Wisdom Won From Illness: The Psychoanalytic Grasp of Human Being
Presenters: Jonathan Lear, Ph.D.
Discussant: Martha C. Nussbaum, Ph.D.
From its inception psychoanalysis has claimed not merely to be an effective therapy for psychological suffering, but to shed light on the human condition. But what kind of insight does psychoanalysis offer? This turns out to be a very puzzling question, yet we need to answer it if we are to locate psychoanalysis in the larger western tradition of think about and shaping the human psyche.
Jonathan Lear, Ph.D. is the John U. Nef Distinguished Service Professor at the Committee on Social Thought and in the Department of Philosophy at the University of Chicago. He is also a trained psychoanalyst who sees patients in private practice, and he serves on the faculty of the Chicago Institute and the Western New England Institute for Psychoanalysis. After the publication of Radical Hope: Ethics in the Face of Cultural Devastation, Lear was adopted into a Crow family, and he spends time talking about dreams and visions with his Crow brothers. Among his other books are: A Case for Irony; Therapeutic Action: an Earnest Plea for Irony; Open Minded: Working Out the Logic of the Soul; and Love and its Place in Nature: a Philosophical Interpretation of Freudian Psychoanalysis . He is a recent recipient of the Andrew W. Mellon Foundation Distinguished Achievement Award.
Martha C. Nussbaum, Ph.D. is the Ernst Freund Distinguished Service Professor of Law and Ethics at the University of Chicago, appointed in the Law School and the Philosophy Department. Her most recent book is Political Emotions: Why Love Matters for Justice.

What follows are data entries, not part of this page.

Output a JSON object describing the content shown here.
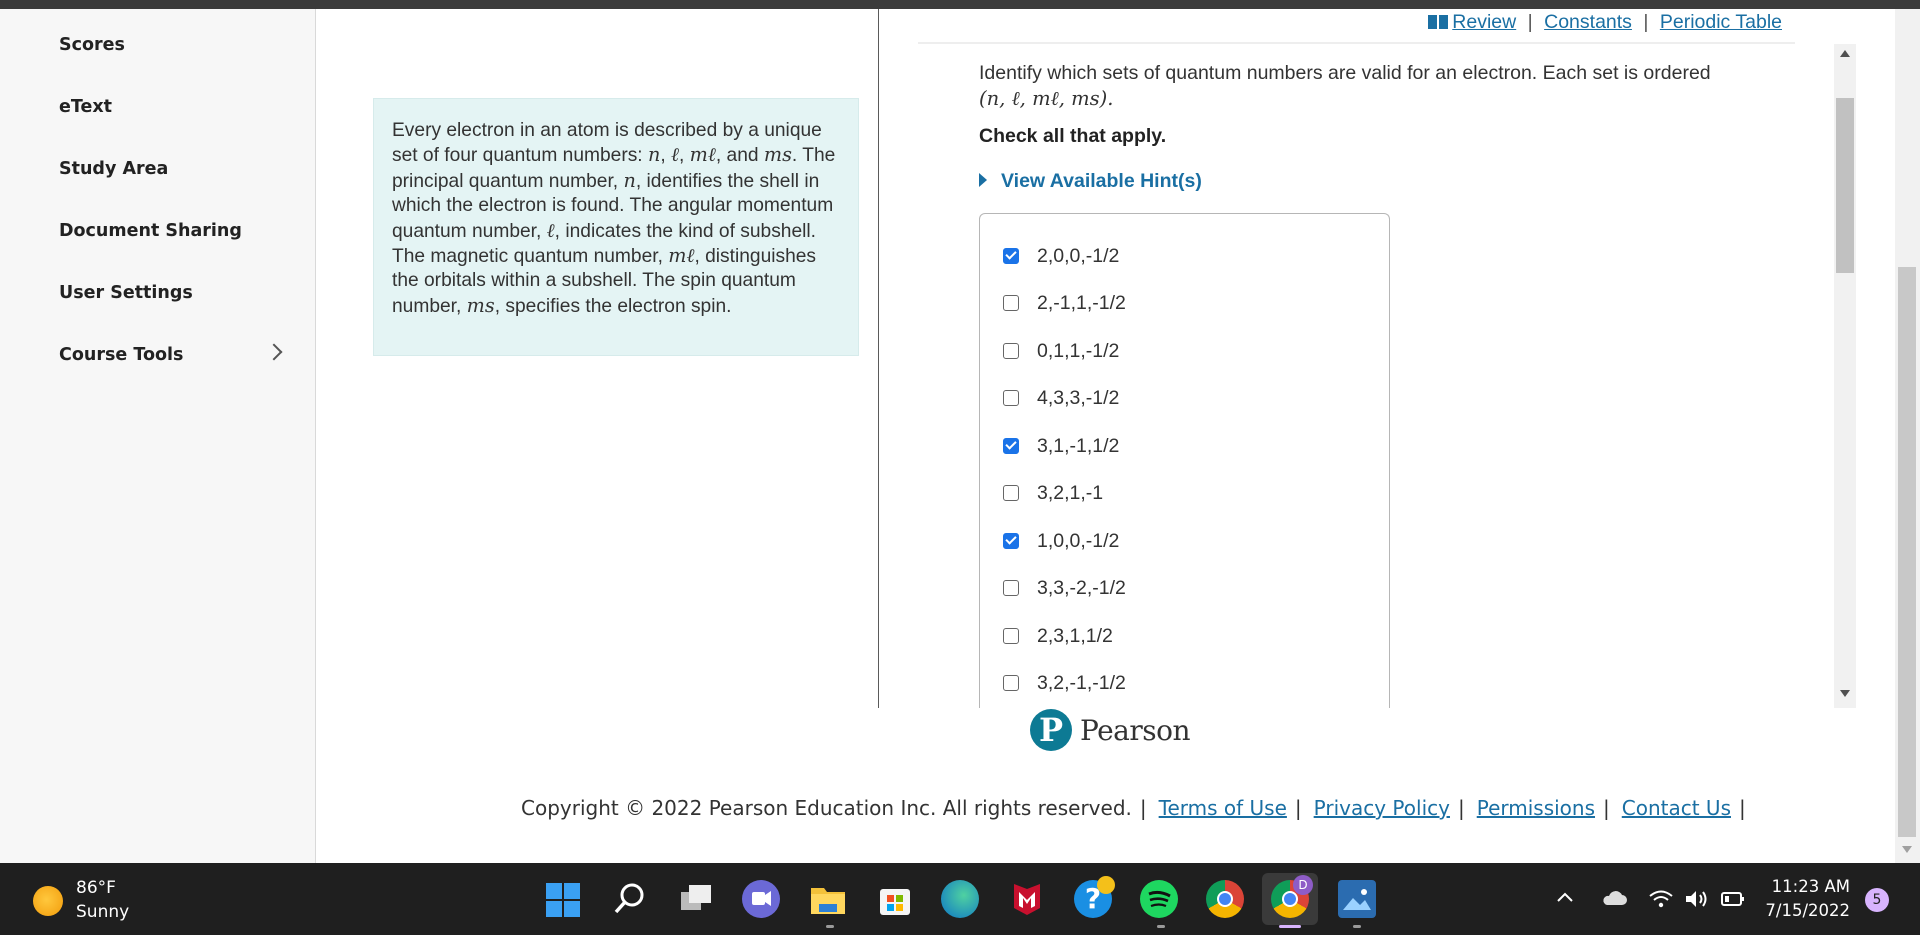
{
  "sidebar": {
    "items": [
      {
        "label": "Scores"
      },
      {
        "label": "eText"
      },
      {
        "label": "Study Area"
      },
      {
        "label": "Document Sharing"
      },
      {
        "label": "User Settings"
      },
      {
        "label": "Course Tools"
      }
    ]
  },
  "intro": {
    "t1": "Every electron in an atom is described by a unique set of four quantum numbers: ",
    "m_n": "n",
    "m_l": "ℓ",
    "m_ml": "mℓ",
    "m_ms": "ms",
    "t2": ", ",
    "t3": ", and ",
    "t4": ". The principal quantum number, ",
    "t5": ", identifies the shell in which the electron is found. The angular momentum quantum number, ",
    "t6": ", indicates the kind of subshell. The magnetic quantum number, ",
    "t7": ", distinguishes the orbitals within a subshell. The spin quantum number, ",
    "t8": ", specifies the electron spin."
  },
  "toplinks": {
    "review": "Review",
    "constants": "Constants",
    "periodic": "Periodic Table",
    "sep": "|"
  },
  "question": {
    "text": "Identify which sets of quantum numbers are valid for an electron. Each set is ordered",
    "tuple": "(n, ℓ, mℓ, ms).",
    "check_all": "Check all that apply.",
    "hint": "View Available Hint(s)"
  },
  "options": [
    {
      "label": "2,0,0,-1/2",
      "checked": true
    },
    {
      "label": "2,-1,1,-1/2",
      "checked": false
    },
    {
      "label": "0,1,1,-1/2",
      "checked": false
    },
    {
      "label": "4,3,3,-1/2",
      "checked": false
    },
    {
      "label": "3,1,-1,1/2",
      "checked": true
    },
    {
      "label": "3,2,1,-1",
      "checked": false
    },
    {
      "label": "1,0,0,-1/2",
      "checked": true
    },
    {
      "label": "3,3,-2,-1/2",
      "checked": false
    },
    {
      "label": "2,3,1,1/2",
      "checked": false
    },
    {
      "label": "3,2,-1,-1/2",
      "checked": false
    }
  ],
  "footer": {
    "brand": "Pearson",
    "logo_letter": "P",
    "copyright": "Copyright © 2022 Pearson Education Inc. All rights reserved.",
    "terms": "Terms of Use",
    "privacy": "Privacy Policy",
    "permissions": "Permissions",
    "contact": "Contact Us",
    "sep": "|"
  },
  "taskbar": {
    "temp": "86°F",
    "condition": "Sunny",
    "time": "11:23 AM",
    "date": "7/15/2022",
    "notifications": "5",
    "chrome_badge": "D",
    "icons": [
      "windows-icon",
      "search-icon",
      "task-view-icon",
      "teams-chat-icon",
      "file-explorer-icon",
      "store-icon",
      "edge-icon",
      "mcafee-icon",
      "help-icon",
      "spotify-icon",
      "chrome-icon",
      "chrome-profile-icon",
      "photos-icon"
    ]
  },
  "colors": {
    "accent": "#1a6fa3",
    "intro_bg": "#e4f4f4",
    "checkbox_on": "#1a73e8",
    "taskbar": "#1f1f1f",
    "pearson": "#0d7a94"
  }
}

She is currently working on anger and forgiveness.
Psychoanalysts, other interested mental health professionals, and members of the community.
Admission is free. No reservations are required.